Cast into a leadership role on the pitching staff, Burnett retired only five of the 16 hitters he faced. Hurdle kept hoping that he could make some undisclosed mechanical adjustment and escape a hole of his own making after Carlos Beltran's monstrous three-run homer in the third inning.

Reliever Jeanmar Gomez didn't make his first warmup toss until Burnett was facing the seventh hitter of the inning, after this sequence: walk (to Wainwright, of all batters), single, homer, double, hit batter and walk. You can say Hurdle was late with the hook, but that decision played no role in the outcome.

Besides, to Hurdle and the Bucs, what happened Thursday no longer matters.

"We've lost a few games like this this year," Hurdle said. "What we've been good at is just moving on. We knew coming in we had to find a way to win a game here. We didn't win today. We're really good at dealing with the reality of the situation."

One reality facing Hurdle is that Burnett throws batting practice when he's on the mound at Busch Stadium. He's gotten pounded here on a monthly basis since August, surrendering 17 runs on 20 hits in only 9 1/3 innings over three starts.

No matter how you slice it, that's ugliness that goes far beyond Game 1.

Hurdle was asked an appropriate question: Could he start Burnett against Wainwright again if this series went to a decisive fifth game?

"I'm not going to get [ahead of myself]," Hurdle said. "There's no sense to. We might not play a Game 5."

He paused for one or two seconds, tops, and added four words to finish his thought: "Couple different reasons why."

Those were the truest words Hurdle said. The Cardinals might crush the Pirates, yes, but the Bucs are still capable of winning in four games. Even if this series looks like it's already over, it's really only beginning.
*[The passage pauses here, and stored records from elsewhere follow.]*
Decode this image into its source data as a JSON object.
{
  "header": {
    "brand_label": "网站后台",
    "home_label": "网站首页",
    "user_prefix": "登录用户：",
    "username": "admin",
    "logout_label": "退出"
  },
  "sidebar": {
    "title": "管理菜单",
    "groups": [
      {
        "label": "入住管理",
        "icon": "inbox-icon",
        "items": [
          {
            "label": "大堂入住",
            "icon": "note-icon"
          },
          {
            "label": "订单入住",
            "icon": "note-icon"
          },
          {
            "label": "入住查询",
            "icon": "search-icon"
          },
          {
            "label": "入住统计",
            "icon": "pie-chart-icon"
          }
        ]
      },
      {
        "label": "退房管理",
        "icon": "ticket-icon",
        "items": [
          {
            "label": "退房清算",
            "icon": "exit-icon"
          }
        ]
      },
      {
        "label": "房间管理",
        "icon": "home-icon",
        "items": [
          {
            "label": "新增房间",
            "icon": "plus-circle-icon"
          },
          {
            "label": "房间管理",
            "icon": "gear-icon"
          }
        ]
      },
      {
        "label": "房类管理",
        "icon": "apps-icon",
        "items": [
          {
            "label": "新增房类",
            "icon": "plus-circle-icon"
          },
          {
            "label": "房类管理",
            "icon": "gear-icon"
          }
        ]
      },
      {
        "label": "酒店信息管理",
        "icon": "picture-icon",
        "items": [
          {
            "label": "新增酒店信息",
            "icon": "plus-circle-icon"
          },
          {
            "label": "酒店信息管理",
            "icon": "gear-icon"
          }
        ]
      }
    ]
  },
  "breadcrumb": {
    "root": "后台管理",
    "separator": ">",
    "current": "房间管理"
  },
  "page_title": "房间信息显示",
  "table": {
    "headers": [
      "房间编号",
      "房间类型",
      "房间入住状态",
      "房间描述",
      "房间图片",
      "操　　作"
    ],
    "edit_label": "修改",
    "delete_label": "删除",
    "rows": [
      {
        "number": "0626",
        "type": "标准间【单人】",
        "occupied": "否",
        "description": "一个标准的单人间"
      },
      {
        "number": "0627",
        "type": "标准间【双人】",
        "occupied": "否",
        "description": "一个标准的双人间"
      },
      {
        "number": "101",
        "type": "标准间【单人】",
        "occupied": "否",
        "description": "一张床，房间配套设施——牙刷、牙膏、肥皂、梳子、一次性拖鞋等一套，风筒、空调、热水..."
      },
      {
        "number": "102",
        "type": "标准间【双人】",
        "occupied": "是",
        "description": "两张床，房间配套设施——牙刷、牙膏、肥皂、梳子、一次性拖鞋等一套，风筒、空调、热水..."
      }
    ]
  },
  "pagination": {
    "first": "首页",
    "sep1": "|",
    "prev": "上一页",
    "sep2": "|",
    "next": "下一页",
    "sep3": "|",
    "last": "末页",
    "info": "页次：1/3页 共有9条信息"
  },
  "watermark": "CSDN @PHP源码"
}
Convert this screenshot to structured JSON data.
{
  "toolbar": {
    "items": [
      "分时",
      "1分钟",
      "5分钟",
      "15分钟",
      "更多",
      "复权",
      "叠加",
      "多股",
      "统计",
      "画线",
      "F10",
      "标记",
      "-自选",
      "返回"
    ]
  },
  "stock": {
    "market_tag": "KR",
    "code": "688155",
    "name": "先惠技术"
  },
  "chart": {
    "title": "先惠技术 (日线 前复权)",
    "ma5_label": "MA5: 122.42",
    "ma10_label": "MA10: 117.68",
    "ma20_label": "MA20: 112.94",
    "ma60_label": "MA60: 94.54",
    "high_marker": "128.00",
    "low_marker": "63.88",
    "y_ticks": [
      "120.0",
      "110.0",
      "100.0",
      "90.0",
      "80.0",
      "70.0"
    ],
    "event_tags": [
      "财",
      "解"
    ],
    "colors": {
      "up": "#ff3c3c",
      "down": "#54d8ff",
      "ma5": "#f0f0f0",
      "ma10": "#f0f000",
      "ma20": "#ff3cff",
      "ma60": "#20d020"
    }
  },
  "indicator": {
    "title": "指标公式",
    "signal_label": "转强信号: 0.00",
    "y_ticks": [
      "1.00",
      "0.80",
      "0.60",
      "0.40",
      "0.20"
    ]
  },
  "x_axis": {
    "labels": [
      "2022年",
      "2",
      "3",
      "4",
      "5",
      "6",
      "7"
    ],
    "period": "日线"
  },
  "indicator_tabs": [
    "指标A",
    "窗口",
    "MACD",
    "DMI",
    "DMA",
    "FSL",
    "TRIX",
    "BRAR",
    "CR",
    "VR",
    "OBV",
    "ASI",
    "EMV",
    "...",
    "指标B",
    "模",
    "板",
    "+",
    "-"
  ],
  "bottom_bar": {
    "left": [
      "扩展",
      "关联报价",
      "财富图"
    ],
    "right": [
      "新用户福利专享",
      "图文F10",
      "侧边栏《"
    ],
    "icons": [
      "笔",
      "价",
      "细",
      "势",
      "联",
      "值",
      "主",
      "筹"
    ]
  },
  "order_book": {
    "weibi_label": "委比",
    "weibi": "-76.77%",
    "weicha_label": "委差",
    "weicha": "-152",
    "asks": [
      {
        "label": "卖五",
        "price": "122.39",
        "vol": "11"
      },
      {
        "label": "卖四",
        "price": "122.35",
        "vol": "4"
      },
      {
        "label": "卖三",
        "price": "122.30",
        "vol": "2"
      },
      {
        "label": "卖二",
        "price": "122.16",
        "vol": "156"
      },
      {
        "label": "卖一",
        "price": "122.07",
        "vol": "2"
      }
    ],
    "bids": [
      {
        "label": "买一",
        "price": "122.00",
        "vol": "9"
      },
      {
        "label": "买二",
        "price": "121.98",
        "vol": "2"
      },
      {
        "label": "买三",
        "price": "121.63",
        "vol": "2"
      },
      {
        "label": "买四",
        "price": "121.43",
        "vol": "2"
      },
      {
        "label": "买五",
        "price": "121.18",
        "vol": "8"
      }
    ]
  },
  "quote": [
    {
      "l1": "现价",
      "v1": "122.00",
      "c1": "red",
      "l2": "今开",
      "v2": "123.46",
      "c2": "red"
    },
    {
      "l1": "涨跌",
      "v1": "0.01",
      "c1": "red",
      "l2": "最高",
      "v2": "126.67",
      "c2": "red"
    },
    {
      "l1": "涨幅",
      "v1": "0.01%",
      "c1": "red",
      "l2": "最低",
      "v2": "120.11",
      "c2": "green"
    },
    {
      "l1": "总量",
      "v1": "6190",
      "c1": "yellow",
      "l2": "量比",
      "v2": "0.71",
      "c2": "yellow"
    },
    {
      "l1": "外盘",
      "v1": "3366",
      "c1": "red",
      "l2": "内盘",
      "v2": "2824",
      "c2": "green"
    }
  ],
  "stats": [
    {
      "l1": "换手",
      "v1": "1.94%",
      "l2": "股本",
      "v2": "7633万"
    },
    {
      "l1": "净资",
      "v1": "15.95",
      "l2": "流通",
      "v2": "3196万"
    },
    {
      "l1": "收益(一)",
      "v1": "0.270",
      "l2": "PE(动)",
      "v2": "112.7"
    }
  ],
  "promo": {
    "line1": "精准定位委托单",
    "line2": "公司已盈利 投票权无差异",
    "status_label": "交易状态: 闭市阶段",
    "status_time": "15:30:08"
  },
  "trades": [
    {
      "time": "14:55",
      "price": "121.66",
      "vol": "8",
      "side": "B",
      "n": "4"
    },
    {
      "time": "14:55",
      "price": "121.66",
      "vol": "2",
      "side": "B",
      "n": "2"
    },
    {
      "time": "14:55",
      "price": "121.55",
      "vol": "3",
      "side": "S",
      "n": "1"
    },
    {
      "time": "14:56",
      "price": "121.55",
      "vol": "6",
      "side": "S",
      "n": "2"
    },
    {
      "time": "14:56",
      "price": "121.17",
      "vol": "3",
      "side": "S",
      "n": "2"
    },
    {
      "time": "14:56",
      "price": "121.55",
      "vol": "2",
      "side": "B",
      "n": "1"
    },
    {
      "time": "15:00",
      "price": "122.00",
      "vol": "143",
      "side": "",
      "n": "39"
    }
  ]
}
Phil Rogers is a columnist for MLB.com. This story was not subject to the approval of Major League Baseball or its clubs.